One of the things I appreciate most about my MFA program is my reading list. Each semester, I have to present a list of 8-10 titles to my mentor and then write short critical essays on each one throughout the independent study session. The best part of this is that I have control over the list. I am an avid reader and have a ginormous book collection, but there have definitely been times when I was assigned books that I didn’t like. Having the freedom to read what I want to read is close to heaven.
Right now, I’m reading Lauren Slater’s “Welcome to My Country,” a memoir about her experiences as a therapist as well as her own history as a patient. I picked it because I’m writing something similar–a collection of essays about my work with abused children and how it coincides with my on experiences as a domestic abuse survivor–and I came across this quote a few minutes ago:
There is no way, I believe, to do the work of therapy, which is, when all is said and done, the work of relationship, without finding your self in the patient and the patient’s self in you. In this way, rifts within and between might be sealed, and the languages of our separate lives might come to share syllables, sentences, whole themes that bind us together.

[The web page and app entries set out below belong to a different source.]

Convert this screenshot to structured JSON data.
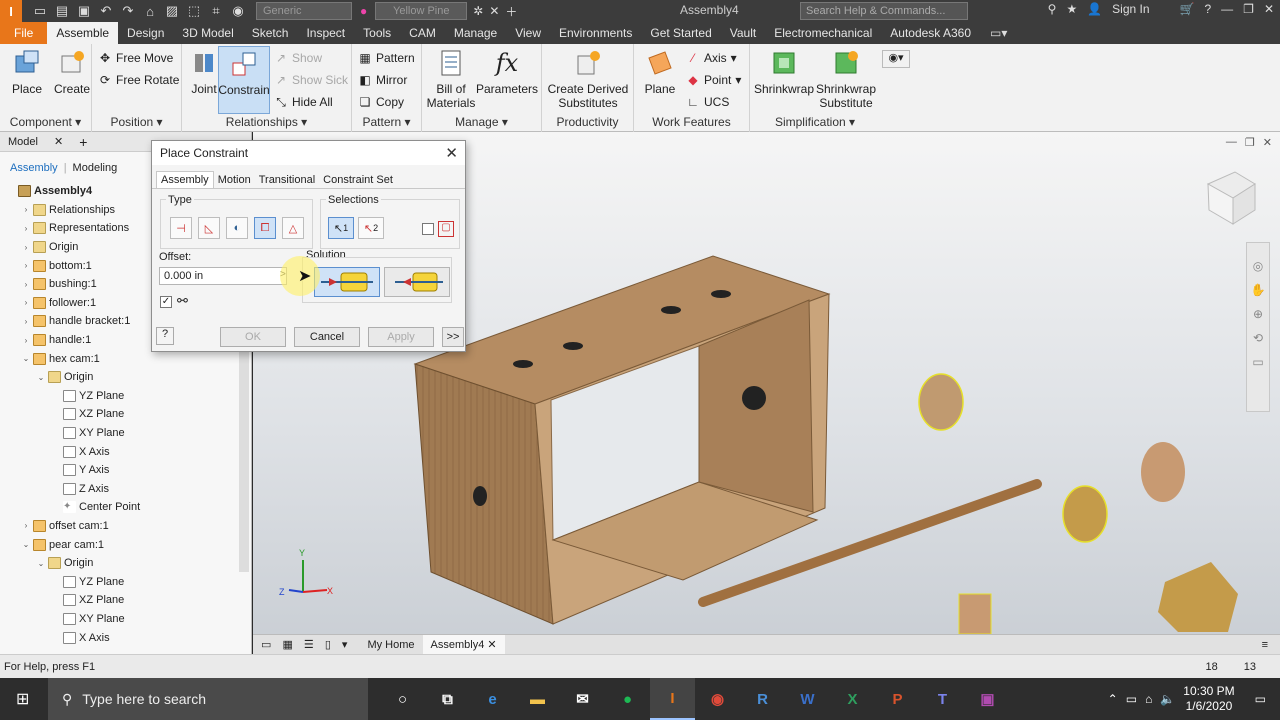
{
  "app": {
    "logo_text": "I",
    "title": "Assembly4",
    "material_dropdown": "Generic",
    "appearance_dropdown": "Yellow Pine",
    "search_placeholder": "Search Help & Commands...",
    "sign_in": "Sign In"
  },
  "menu": {
    "tabs": [
      "File",
      "Assemble",
      "Design",
      "3D Model",
      "Sketch",
      "Inspect",
      "Tools",
      "CAM",
      "Manage",
      "View",
      "Environments",
      "Get Started",
      "Vault",
      "Electromechanical",
      "Autodesk A360"
    ]
  },
  "ribbon": {
    "component": {
      "place": "Place",
      "create": "Create",
      "label": "Component"
    },
    "position": {
      "free_move": "Free Move",
      "free_rotate": "Free Rotate",
      "label": "Position"
    },
    "relationships": {
      "joint": "Joint",
      "constrain": "Constrain",
      "show": "Show",
      "show_sick": "Show Sick",
      "hide_all": "Hide All",
      "label": "Relationships"
    },
    "pattern": {
      "pattern": "Pattern",
      "mirror": "Mirror",
      "copy": "Copy",
      "label": "Pattern"
    },
    "manage": {
      "bom_line1": "Bill of",
      "bom_line2": "Materials",
      "parameters": "Parameters",
      "label": "Manage"
    },
    "productivity": {
      "create_derived_line1": "Create Derived",
      "create_derived_line2": "Substitutes",
      "label": "Productivity"
    },
    "work_features": {
      "plane": "Plane",
      "axis": "Axis",
      "point": "Point",
      "ucs": "UCS",
      "label": "Work Features"
    },
    "simplification": {
      "shrinkwrap": "Shrinkwrap",
      "shrinkwrap_sub_line1": "Shrinkwrap",
      "shrinkwrap_sub_line2": "Substitute",
      "label": "Simplification"
    }
  },
  "browser": {
    "tab": "Model",
    "subtabs": {
      "assembly": "Assembly",
      "modeling": "Modeling"
    },
    "tree": [
      {
        "label": "Assembly4",
        "indent": 0,
        "exp": "",
        "icon": "asm",
        "bold": true
      },
      {
        "label": "Relationships",
        "indent": 1,
        "exp": "▶",
        "icon": "folder"
      },
      {
        "label": "Representations",
        "indent": 1,
        "exp": "▶",
        "icon": "folder"
      },
      {
        "label": "Origin",
        "indent": 1,
        "exp": "▶",
        "icon": "folder"
      },
      {
        "label": "bottom:1",
        "indent": 1,
        "exp": "▶",
        "icon": "part"
      },
      {
        "label": "bushing:1",
        "indent": 1,
        "exp": "▶",
        "icon": "part"
      },
      {
        "label": "follower:1",
        "indent": 1,
        "exp": "▶",
        "icon": "part"
      },
      {
        "label": "handle bracket:1",
        "indent": 1,
        "exp": "▶",
        "icon": "part"
      },
      {
        "label": "handle:1",
        "indent": 1,
        "exp": "▶",
        "icon": "part"
      },
      {
        "label": "hex cam:1",
        "indent": 1,
        "exp": "▼",
        "icon": "part"
      },
      {
        "label": "Origin",
        "indent": 2,
        "exp": "▼",
        "icon": "folder"
      },
      {
        "label": "YZ Plane",
        "indent": 3,
        "exp": "",
        "icon": "plane"
      },
      {
        "label": "XZ Plane",
        "indent": 3,
        "exp": "",
        "icon": "plane"
      },
      {
        "label": "XY Plane",
        "indent": 3,
        "exp": "",
        "icon": "plane"
      },
      {
        "label": "X Axis",
        "indent": 3,
        "exp": "",
        "icon": "plane"
      },
      {
        "label": "Y Axis",
        "indent": 3,
        "exp": "",
        "icon": "plane"
      },
      {
        "label": "Z Axis",
        "indent": 3,
        "exp": "",
        "icon": "plane"
      },
      {
        "label": "Center Point",
        "indent": 3,
        "exp": "",
        "icon": "point"
      },
      {
        "label": "offset cam:1",
        "indent": 1,
        "exp": "▶",
        "icon": "part"
      },
      {
        "label": "pear cam:1",
        "indent": 1,
        "exp": "▼",
        "icon": "part"
      },
      {
        "label": "Origin",
        "indent": 2,
        "exp": "▼",
        "icon": "folder"
      },
      {
        "label": "YZ Plane",
        "indent": 3,
        "exp": "",
        "icon": "plane"
      },
      {
        "label": "XZ Plane",
        "indent": 3,
        "exp": "",
        "icon": "plane"
      },
      {
        "label": "XY Plane",
        "indent": 3,
        "exp": "",
        "icon": "plane"
      },
      {
        "label": "X Axis",
        "indent": 3,
        "exp": "",
        "icon": "plane"
      }
    ]
  },
  "dialog": {
    "title": "Place Constraint",
    "tabs": [
      "Assembly",
      "Motion",
      "Transitional",
      "Constraint Set"
    ],
    "type_label": "Type",
    "selections_label": "Selections",
    "selection_1": "1",
    "selection_2": "2",
    "offset_label": "Offset:",
    "offset_value": "0.000 in",
    "solution_label": "Solution",
    "ok": "OK",
    "cancel": "Cancel",
    "apply": "Apply",
    "more": ">>"
  },
  "viewport": {
    "tabs": {
      "home": "My Home",
      "doc": "Assembly4"
    },
    "axis_labels": {
      "y": "Y",
      "z": "Z",
      "x": "X"
    }
  },
  "status": {
    "help": "For Help, press F1",
    "count_a": "18",
    "count_b": "13"
  },
  "taskbar": {
    "search": "Type here to search",
    "time": "10:30 PM",
    "date": "1/6/2020"
  },
  "colors": {
    "file_tab": "#e8761a",
    "selected_blue": "#cfe2f7",
    "wood": "#a07a52"
  }
}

At first, I paused on the quote because it fits so perfectly in what I’m trying to do with my own writing project, but then as I thought more about it, I realized that it fits in with everything I write, and with the act of writing itself. Think about it. Most of us came to writing by the way of reading, and we fell in love with reading because something, a book or poem or essay, touched us in a permanent, transformative way. When we are invested in a book, we lose sense of the distance between self and character; often, we see ourselves as the characters. (I know I do, at least–I am Jo March and Anne Shirley and Lisel Meminger and Hermione Granger and Luna Lovegood and Danaerys Stormborn, among others). Good writing, effective writing, seals rifts and binds readers to words.

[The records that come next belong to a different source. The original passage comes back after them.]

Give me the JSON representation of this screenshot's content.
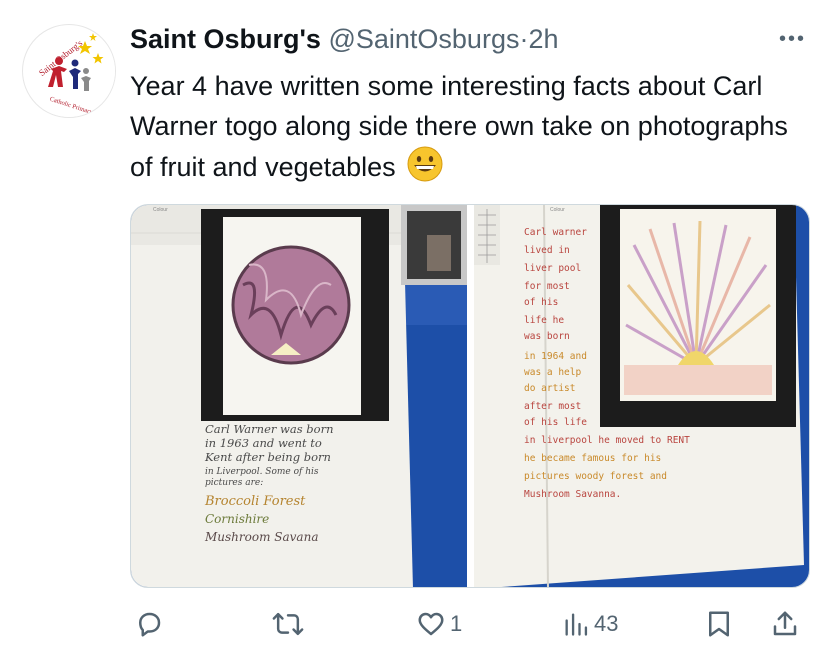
{
  "tweet": {
    "author_name": "Saint Osburg's",
    "handle": "@SaintOsburgs",
    "separator": "·",
    "time": "2h",
    "more_label": "•••",
    "text": "Year 4 have written some interesting facts about Carl Warner togo along side there own take on photographs of fruit and vegetables",
    "emoji": "grinning-face-emoji"
  },
  "avatar": {
    "logo_text_top": "Saint Osburg's",
    "logo_text_bottom": "Catholic Primary School"
  },
  "media": {
    "left_photo": {
      "lines": [
        "Carl Warner was born",
        "in 1963 and went to",
        "Kent after being born",
        "in Liverpool. Some of his",
        "pictures are:",
        "Broccoli Forest",
        "Cornishire",
        "Mushroom Savana"
      ],
      "label_corner": "Colour"
    },
    "right_photo": {
      "column_lines": [
        "Carl warner",
        "lived in",
        "liver pool",
        "for most",
        "of his",
        "life he",
        "was born",
        "in 1964 and",
        "was a help",
        "do artist",
        "after most",
        "of his life"
      ],
      "bottom_lines": [
        "in liverpool he moved to RENT",
        "he became famous for his",
        "pictures woody forest and",
        "Mushroom Savanna."
      ],
      "label_corner": "Colour"
    }
  },
  "actions": {
    "reply_icon": "reply-icon",
    "retweet_icon": "retweet-icon",
    "like_icon": "like-icon",
    "like_count": "1",
    "views_icon": "views-icon",
    "views_count": "43",
    "bookmark_icon": "bookmark-icon",
    "share_icon": "share-icon"
  },
  "colors": {
    "text_primary": "#0f1419",
    "text_secondary": "#536471",
    "desk_blue": "#1d4fa8",
    "frame_black": "#1e1e1e",
    "paper": "#f4f3ee",
    "divider": "#cfd9de"
  }
}
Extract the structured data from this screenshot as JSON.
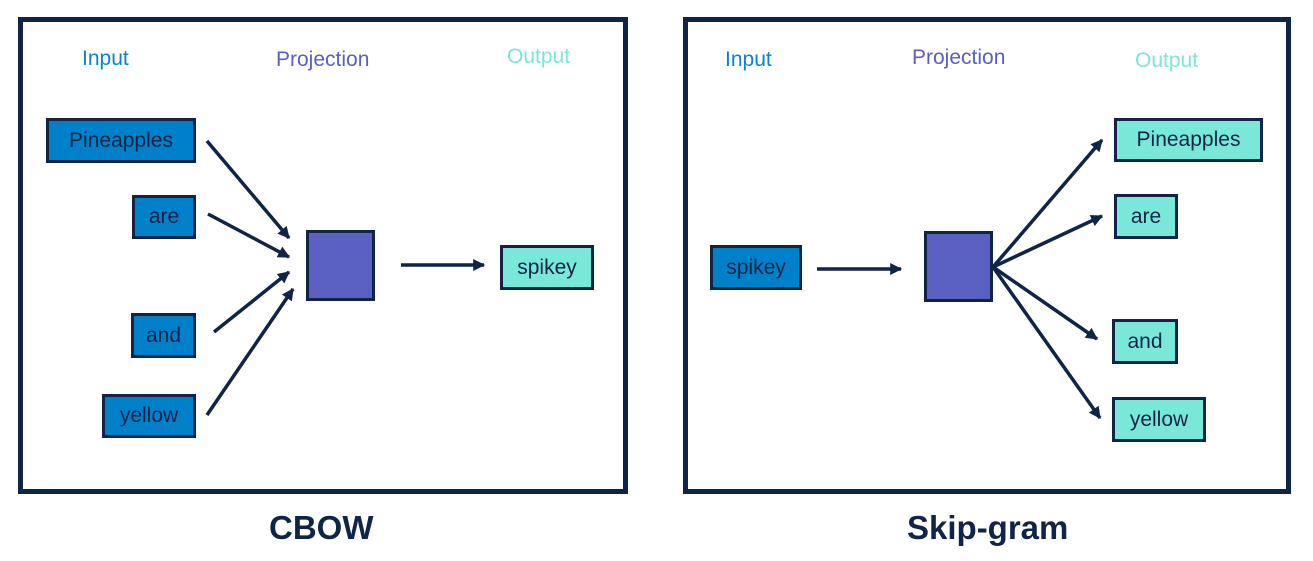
{
  "cbow": {
    "caption": "CBOW",
    "headers": {
      "input": "Input",
      "projection": "Projection",
      "output": "Output"
    },
    "inputs": [
      "Pineapples",
      "are",
      "and",
      "yellow"
    ],
    "output": "spikey"
  },
  "skipgram": {
    "caption": "Skip-gram",
    "headers": {
      "input": "Input",
      "projection": "Projection",
      "output": "Output"
    },
    "input": "spikey",
    "outputs": [
      "Pineapples",
      "are",
      "and",
      "yellow"
    ]
  },
  "colors": {
    "frame": "#0f2447",
    "input": "#0080c8",
    "projection": "#5a60c0",
    "output": "#7ae8d8"
  }
}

While I recognize that writing can be therapeutic, and have used it as such, I detest how the two are so often confused. Especially in nonfiction and poetry, when the idea of “confessional” has become “spill your guts” and when the age of the navel-gazing memoir meant “memoir” and “diary” were meshed into one. If a writer is writing only for therapy, it is evident in every single word on the page. By all means, if writing makes you feel better, do it. Just don’t think it makes for a publishable, readable piece. Trauma stories, abuse narratives, etc–they all have their place, but they have to mean more than just telling your story. Tell it, please. Just tell it in such a way that it means more than just confession. When a piece is well-written, it is not the act of writing that is the therapy but the finished product–the book itself has the power to transform a reader’s life.
Reading is not a passive act. We may look like we’re still and calm when digesting a story, but really, we are participating. We feel what the characters feel, react to their reactions, celebrate their triumphs. That is where the themes come in and bind us together.

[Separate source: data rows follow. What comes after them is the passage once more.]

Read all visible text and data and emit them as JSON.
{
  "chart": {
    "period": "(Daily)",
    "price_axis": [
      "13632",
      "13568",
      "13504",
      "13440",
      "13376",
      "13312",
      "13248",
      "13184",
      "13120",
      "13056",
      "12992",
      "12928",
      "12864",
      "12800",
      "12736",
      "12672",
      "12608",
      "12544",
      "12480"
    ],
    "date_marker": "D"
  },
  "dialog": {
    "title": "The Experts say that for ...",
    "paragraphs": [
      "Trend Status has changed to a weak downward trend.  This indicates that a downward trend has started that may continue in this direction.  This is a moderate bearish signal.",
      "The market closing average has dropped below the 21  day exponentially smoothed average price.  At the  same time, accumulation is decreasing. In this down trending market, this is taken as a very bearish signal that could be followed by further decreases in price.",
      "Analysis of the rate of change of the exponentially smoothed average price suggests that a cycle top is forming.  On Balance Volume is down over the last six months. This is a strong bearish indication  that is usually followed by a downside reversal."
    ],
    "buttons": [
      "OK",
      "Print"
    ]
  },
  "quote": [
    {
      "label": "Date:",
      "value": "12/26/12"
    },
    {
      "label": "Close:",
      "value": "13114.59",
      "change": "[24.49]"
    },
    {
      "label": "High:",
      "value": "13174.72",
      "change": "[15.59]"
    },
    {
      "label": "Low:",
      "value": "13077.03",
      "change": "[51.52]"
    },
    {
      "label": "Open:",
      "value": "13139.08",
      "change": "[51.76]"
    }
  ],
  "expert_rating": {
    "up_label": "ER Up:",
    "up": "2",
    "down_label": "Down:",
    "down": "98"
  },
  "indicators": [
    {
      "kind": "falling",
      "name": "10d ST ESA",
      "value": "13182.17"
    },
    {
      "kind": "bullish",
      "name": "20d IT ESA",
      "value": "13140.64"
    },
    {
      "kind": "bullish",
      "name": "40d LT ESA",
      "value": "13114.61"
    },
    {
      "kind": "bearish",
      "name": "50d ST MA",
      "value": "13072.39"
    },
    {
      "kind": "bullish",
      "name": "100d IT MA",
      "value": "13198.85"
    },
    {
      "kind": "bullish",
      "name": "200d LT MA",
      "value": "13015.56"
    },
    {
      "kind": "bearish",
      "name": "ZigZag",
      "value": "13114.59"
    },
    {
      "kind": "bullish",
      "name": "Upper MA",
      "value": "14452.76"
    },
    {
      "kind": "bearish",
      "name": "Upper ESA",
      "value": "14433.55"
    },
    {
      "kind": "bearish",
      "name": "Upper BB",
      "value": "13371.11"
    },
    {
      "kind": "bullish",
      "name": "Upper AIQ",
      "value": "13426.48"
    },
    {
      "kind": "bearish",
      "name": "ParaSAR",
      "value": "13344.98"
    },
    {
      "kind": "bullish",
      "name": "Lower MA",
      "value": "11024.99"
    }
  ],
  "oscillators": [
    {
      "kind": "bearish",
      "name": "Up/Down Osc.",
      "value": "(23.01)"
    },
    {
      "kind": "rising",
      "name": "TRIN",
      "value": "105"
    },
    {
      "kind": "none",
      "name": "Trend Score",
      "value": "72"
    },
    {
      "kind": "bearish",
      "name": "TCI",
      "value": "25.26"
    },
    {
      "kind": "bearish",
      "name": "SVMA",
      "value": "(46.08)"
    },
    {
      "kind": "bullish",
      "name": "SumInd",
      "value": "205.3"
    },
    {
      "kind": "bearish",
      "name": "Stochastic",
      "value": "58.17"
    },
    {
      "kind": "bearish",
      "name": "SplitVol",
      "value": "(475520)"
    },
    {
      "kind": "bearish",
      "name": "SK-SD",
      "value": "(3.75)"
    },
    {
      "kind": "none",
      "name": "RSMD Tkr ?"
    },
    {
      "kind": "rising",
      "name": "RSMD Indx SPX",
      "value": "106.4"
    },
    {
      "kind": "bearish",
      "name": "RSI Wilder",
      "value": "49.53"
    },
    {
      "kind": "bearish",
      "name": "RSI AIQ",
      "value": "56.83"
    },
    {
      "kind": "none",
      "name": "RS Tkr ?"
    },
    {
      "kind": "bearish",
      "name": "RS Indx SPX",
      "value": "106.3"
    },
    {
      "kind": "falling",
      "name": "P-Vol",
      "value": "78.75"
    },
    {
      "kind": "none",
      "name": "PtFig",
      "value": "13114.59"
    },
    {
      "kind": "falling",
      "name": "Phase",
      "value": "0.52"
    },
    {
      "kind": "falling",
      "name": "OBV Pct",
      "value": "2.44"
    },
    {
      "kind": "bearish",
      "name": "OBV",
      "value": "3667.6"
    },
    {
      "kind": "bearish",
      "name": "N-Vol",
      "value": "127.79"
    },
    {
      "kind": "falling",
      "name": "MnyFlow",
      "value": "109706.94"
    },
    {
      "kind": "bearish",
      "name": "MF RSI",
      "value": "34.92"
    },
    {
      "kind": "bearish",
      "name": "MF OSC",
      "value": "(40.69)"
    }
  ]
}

Everyone needs connection. Every last one of us needs to feel like we aren’t alone in the universe. The writer telling her story needs to be read; the reader reading the story needs to be a part of the story. Language is transformative.
If you’re out there reading this, what do you think?